The ordinance would revise the way the UDO handles duplexes, triplexes and quadplexes—the so-called “plexes.”

One sign that Thursday’s public hearing is expected to be contentious was some encouragement on Monday  from plan commission president Brad Wisler: “I would just ask everybody to come armed with patience.”

The plan commission normally allows five minutes to each public commenter. During discussion towards the end of Monday’s meeting, plan commissioners were inclined to allow the full five minutes at Thursday’s hearing. The other option batted around was to suspend the rules to reduce the time to three minutes.

In the current version of the UDO, no plexes are allowed at all in the R1 (residential large lot), R2 (residential medium lot) or R3 (residential small lot) zoning districts.  That’s the result of a November 2019 vote taken by Bloomington’s city council, to remove even the conditional use of duplexes in those residential zoning districts.

The ordinance to be considered by the plan commission on Thursday would allow duplexes as a conditional use in R1, R2, R3, as well as in the new R4 (residential urban) district.

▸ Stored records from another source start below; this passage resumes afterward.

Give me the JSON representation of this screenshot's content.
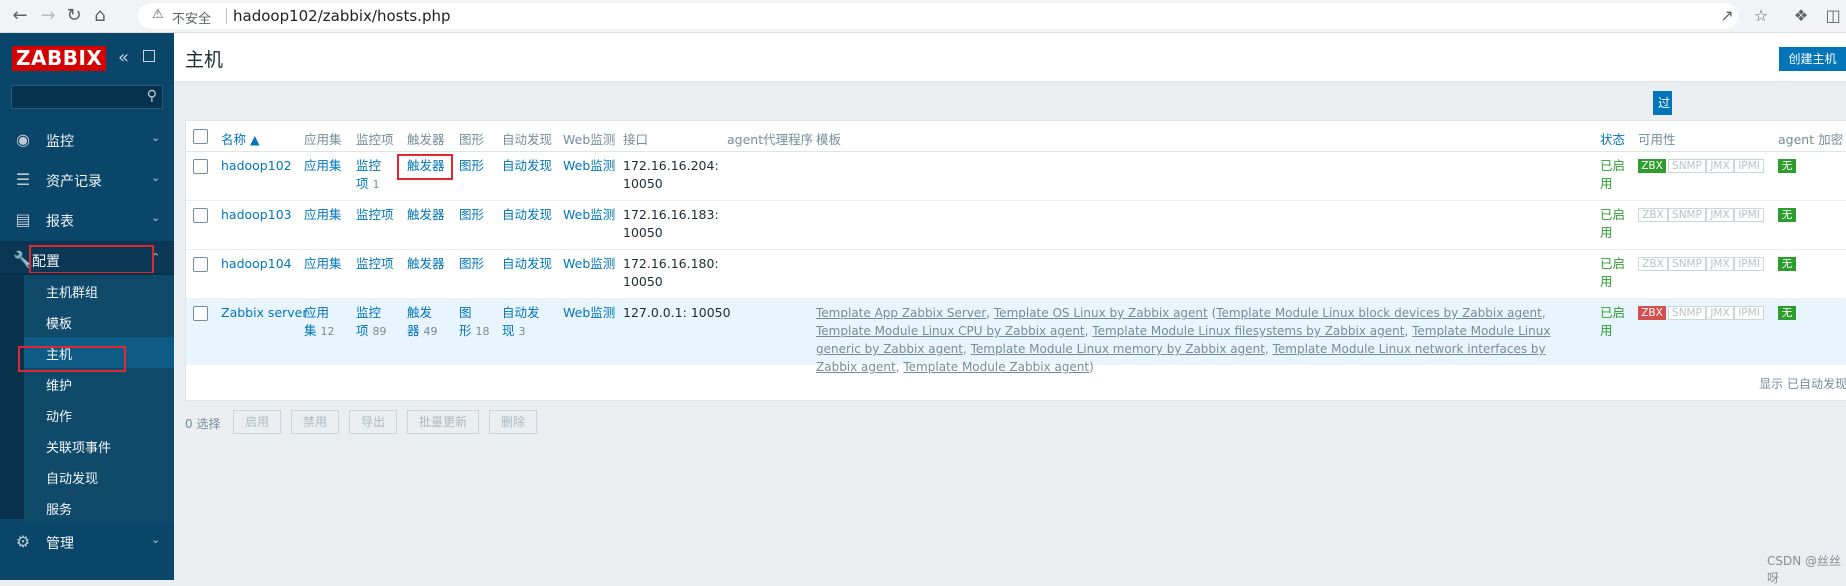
{
  "browser": {
    "back_icon": "arrow-left-icon",
    "forward_icon": "arrow-right-icon",
    "reload_icon": "reload-icon",
    "home_icon": "home-icon",
    "insecure_label": "不安全",
    "url": "hadoop102/zabbix/hosts.php"
  },
  "sidebar": {
    "logo": "ZABBIX",
    "search_value": "",
    "menu": [
      {
        "label": "监控",
        "icon": "eye-icon"
      },
      {
        "label": "资产记录",
        "icon": "list-icon"
      },
      {
        "label": "报表",
        "icon": "bar-chart-icon"
      },
      {
        "label": "配置",
        "icon": "wrench-icon"
      },
      {
        "label": "管理",
        "icon": "gear-icon"
      }
    ],
    "config_submenu": [
      "主机群组",
      "模板",
      "主机",
      "维护",
      "动作",
      "关联项事件",
      "自动发现",
      "服务"
    ]
  },
  "header": {
    "title": "主机",
    "create_button": "创建主机",
    "filter_button": "过"
  },
  "table": {
    "columns": {
      "name": "名称 ▲",
      "applications": "应用集",
      "items": "监控项",
      "triggers": "触发器",
      "graphs": "图形",
      "discovery": "自动发现",
      "web": "Web监测",
      "interface": "接口",
      "proxy": "agent代理程序",
      "templates": "模板",
      "status": "状态",
      "availability": "可用性",
      "encryption": "agent 加密"
    },
    "rows": [
      {
        "name": "hadoop102",
        "app": "应用集",
        "app_count": "",
        "items_1": "监控",
        "items_2": "项",
        "items_count": "1",
        "triggers": "触发器",
        "triggers_count": "",
        "graphs": "图形",
        "graphs_count": "",
        "discovery": "自动发现",
        "discovery_count": "",
        "web": "Web监测",
        "interface_1": "172.16.16.204:",
        "interface_2": "10050",
        "status_1": "已启",
        "status_2": "用",
        "zbx": "ZBX",
        "snmp": "SNMP",
        "jmx": "JMX",
        "ipmi": "IPMI",
        "encryption": "无"
      },
      {
        "name": "hadoop103",
        "app": "应用集",
        "items": "监控项",
        "triggers": "触发器",
        "graphs": "图形",
        "discovery": "自动发现",
        "web": "Web监测",
        "interface_1": "172.16.16.183:",
        "interface_2": "10050",
        "status_1": "已启",
        "status_2": "用",
        "zbx": "ZBX",
        "snmp": "SNMP",
        "jmx": "JMX",
        "ipmi": "IPMI",
        "encryption": "无"
      },
      {
        "name": "hadoop104",
        "app": "应用集",
        "items": "监控项",
        "triggers": "触发器",
        "graphs": "图形",
        "discovery": "自动发现",
        "web": "Web监测",
        "interface_1": "172.16.16.180:",
        "interface_2": "10050",
        "status_1": "已启",
        "status_2": "用",
        "zbx": "ZBX",
        "snmp": "SNMP",
        "jmx": "JMX",
        "ipmi": "IPMI",
        "encryption": "无"
      },
      {
        "name": "Zabbix server",
        "app_1": "应用",
        "app_2": "集",
        "app_count": "12",
        "items_1": "监控",
        "items_2": "项",
        "items_count": "89",
        "triggers_1": "触发",
        "triggers_2": "器",
        "triggers_count": "49",
        "graphs_1": "图",
        "graphs_2": "形",
        "graphs_count": "18",
        "discovery_1": "自动发",
        "discovery_2": "现",
        "discovery_count": "3",
        "web": "Web监测",
        "interface": "127.0.0.1: 10050",
        "templates": {
          "t1": "Template App Zabbix Server",
          "t2": "Template OS Linux by Zabbix agent",
          "t3": "Template Module Linux block devices by Zabbix agent",
          "t4": "Template Module Linux CPU by Zabbix agent",
          "t5": "Template Module Linux filesystems by Zabbix agent",
          "t6": "Template Module Linux generic by Zabbix agent",
          "t7": "Template Module Linux memory by Zabbix agent",
          "t8": "Template Module Linux network interfaces by Zabbix agent",
          "t9": "Template Module Zabbix agent"
        },
        "status_1": "已启",
        "status_2": "用",
        "zbx": "ZBX",
        "snmp": "SNMP",
        "jmx": "JMX",
        "ipmi": "IPMI",
        "encryption": "无"
      }
    ],
    "showing": "显示 已自动发现"
  },
  "footer": {
    "selected": "0 选择",
    "enable": "启用",
    "disable": "禁用",
    "export": "导出",
    "mass_update": "批量更新",
    "delete": "删除"
  },
  "watermark": "CSDN @丝丝呀"
}
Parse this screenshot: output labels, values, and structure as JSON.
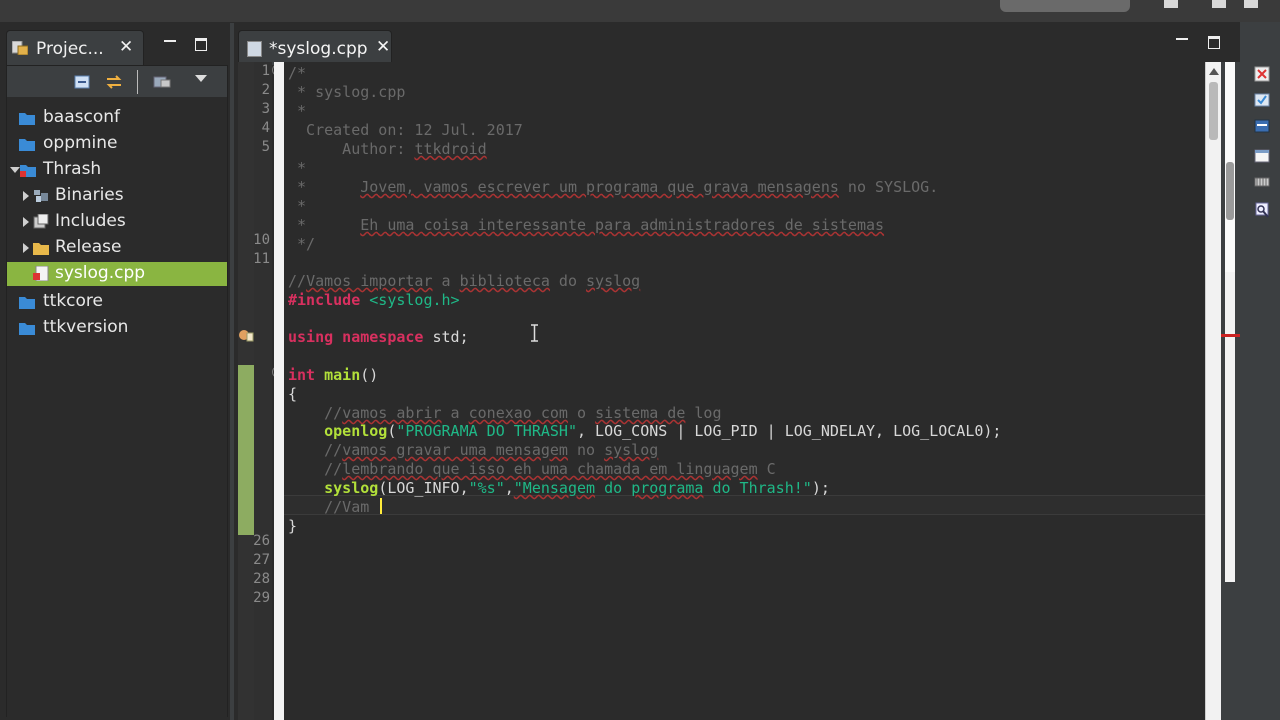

R4 has not yet been placed anywhere on the zoning map. R4 would also allow triplexes and quadplexes, but also just as conditional uses. The mapping of R4 is a step that will be handled in a separate ordinance, currently scheduled to be heard on Monday, March 29.

Conditional uses are allowed uses, but have to be approved by the city’s board of zoning appeals (BZA). Continue reading “Plex debate preview: “I would just ask everybody to come armed with patience.””

Bloomington’s plan commission sends revised unified development ordinance (UDO) to city council with 9–0 recommendation to adopt

Cropped joe hoffman applause IMG_4555
Plan commission chair Joe Hoffmann got interrupted briefly at Monday’s meeting by other commissioners who gave him a round of applause to recognize his 32 years of service on the plan commission. It was his last meeting, special or regular, as a plan commissioner.

Bloomington’s plan commission voted 9–0 Monday night to recommend adoption of a revised version of the city’s unified development ordinance (UDO) to the city council. That starts a 10-day clock ticking for the commission’s action to be certified. Once certified, the city council has 90-days to act on the commission’s recommendation.

The 19 hours and 9 minutes worth of hearings held by the commission, starting in late August, were on occasion punctuated by contentious remarks delivered from the public podium. Particular points of controversy were duplexes, triplexes and quadplexes in core neighborhoods, as well as accessory dwelling units.

The recommended UDO that the city council will take up, probably starting in mid-October, makes accessory dwelling units conditional uses. An amendment approved by the planning commission in the last couple of weeks changed them from accessory uses to conditional uses.

The updated UDO recommended by the plan commission allows the du- tri- and four-plexes only as conditional uses. A plan commission amendment to make them by-right failed. City planning staff prepared an amendment that would prohibit plexes in core neighborhoods, but none of the plan commissioners moved it for consideration. Continue reading “Bloomington’s plan commission sends revised unified development ordinance (UDO) to city council with 9–0 recommendation to adopt”